Pelicans shot to death over weekend?
SAM WOLFE email@example.com
Kelly Donaldson, a veterinarian at the Highlands Animal Hospital in Sebastian, displays the injured left wing of a brown pelican found Wednesday on a spoil island near the 1600 block of Indian River Drive in Sebastian.
By TONY JUDNICH
December 21, 2006
SEBASTIAN — City Marine Officer Tom Poore made a sad discovery on an Indian River Lagoon spoil island Wednesday afternoon: Eleven pelicans, nine of them dead and two injured.
Poore also found shotgun shells — what he called "duck shot or bird shot" — on the island, just north of Squid Lips Restaurant and Marina, 1660 Indian River Drive. He said many of the birds apparently were shot to death.
"I think (they were shot), because I've never seen that many pelicans on an island like that, and all the shotgun shells I found," he said.
Poore brought the two surviving pelicans — young adult, native Florida brown pelicans — to Highlands Animal Hospital on County Road 512. Veterinarians saved one of the birds but had to put the other to sleep.
The euthanized pelican had ingested a fishing hook and had a severe infection, veterinarian Kelly Donaldson said. She said X-rays of this bird did not reveal any gunshot.
The lone surviving bird has a wound the size of a quarter on its left wing. Donaldson said she and other veterinarians treated its infection with antibiotics and wildlife rehabilitation experts in South Brevard County would pick up the pelican to give it further care.
Veterinarians didn't find any gunshot in the surviving bird, but are not ruling out it might have been shot, she said. Donaldson said this pelican probably could fly but is too weak.
"He can get around pretty well," Donaldson said. "None of his wings are broken. He should be fine once he gets over the infection. (Injured pelicans) can recover pretty quickly."
Late Friday, some local residents reported hearing what sounded like numerous gunshots near the island where Poore found the birds on Wednesday.
Bob Richardson, who has lived north of Squid Lips for almost three years, said he heard shots near the island Friday night, Saturday morning and afternoon and Sunday morning.
"I heard seven or eight good pops (Friday night)," Richardson said Wednesday. "I figured firecrackers, but then there was another 20 to 25 shots. They were just pounding them out. They were hunting, you could tell."

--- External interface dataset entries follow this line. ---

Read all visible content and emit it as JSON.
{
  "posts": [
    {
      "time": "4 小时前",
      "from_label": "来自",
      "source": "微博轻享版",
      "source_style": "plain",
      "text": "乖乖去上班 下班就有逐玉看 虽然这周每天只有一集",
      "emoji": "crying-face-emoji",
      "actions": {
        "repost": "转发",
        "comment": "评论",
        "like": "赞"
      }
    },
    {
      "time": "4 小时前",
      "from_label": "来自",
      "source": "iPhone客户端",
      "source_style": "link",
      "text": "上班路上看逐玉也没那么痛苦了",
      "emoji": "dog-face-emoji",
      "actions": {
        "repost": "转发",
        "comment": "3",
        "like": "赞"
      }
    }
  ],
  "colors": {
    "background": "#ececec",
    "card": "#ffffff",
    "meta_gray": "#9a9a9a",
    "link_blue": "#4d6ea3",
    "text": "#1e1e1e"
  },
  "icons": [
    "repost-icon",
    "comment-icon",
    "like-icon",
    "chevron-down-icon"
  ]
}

He said he didn't hear as many shots fired on Saturday, but those fired Sunday morning woke up him and his fianc'ée, Betsy Valorose.
"It scared her half to death," Richardson said.
He said he called 911 after hearing the shots Friday night. Richardson said the dispatcher he talked to told him it was duck-hunting season.
Richardson said he had looked out at the island Friday and saw a white boat, about 17 feet long, and a camouflaged boat, near the island.
"One man was out of the boat, about 10 minutes after all the shooting," he said.
Poore said bird shooting isn't allowed on the island.
According to federal law, the American white pelican and the brown pelican are protected by the Migratory Bird Treaty Act of 1918, which makes it unlawful to pursue, hunt, take, capture, kill or sell the birds.
He said the island is in the county's jurisdiction and Sebastian Police did not respond to the reports of gunshots last weekend. But Sheriff's Office spokesman Deputy Jeff Luther on Wednesday said the Sheriff's Office also did not respond to the area.
Poore said he reported the dead birds to the U.S. Fish and Wildlife Service and the Florida Fish and Wildlife Conservation Commission. The federal agency might send someone to the island today to inspect the dead birds.
Joy Hill, spokeswoman for the conservation commission, said her agency also would investigate the matter.
Sebastian bills itself as "the home of Pelican Island." The Pelican Island National Wildlife Refuge is in the lagoon and a few miles south of the city.
And Richardson said he and his fianc'ée love pelicans.
"It just blows my mind people were shooting pelicans like that," he said.
• Anyone who sees sick, injured or dead wildlife or would like to report a wildlife violation should call the Florida Fish and Wildlife Conservation Commission's Wildlife Alert at (888) 404-3922.
• Along with the American white pelican, the brown pelican is protected by the Migratory Bird Treaty Act of 1918, which makes it unlawful to pursue, hunt, take, capture, kill or sell the birds.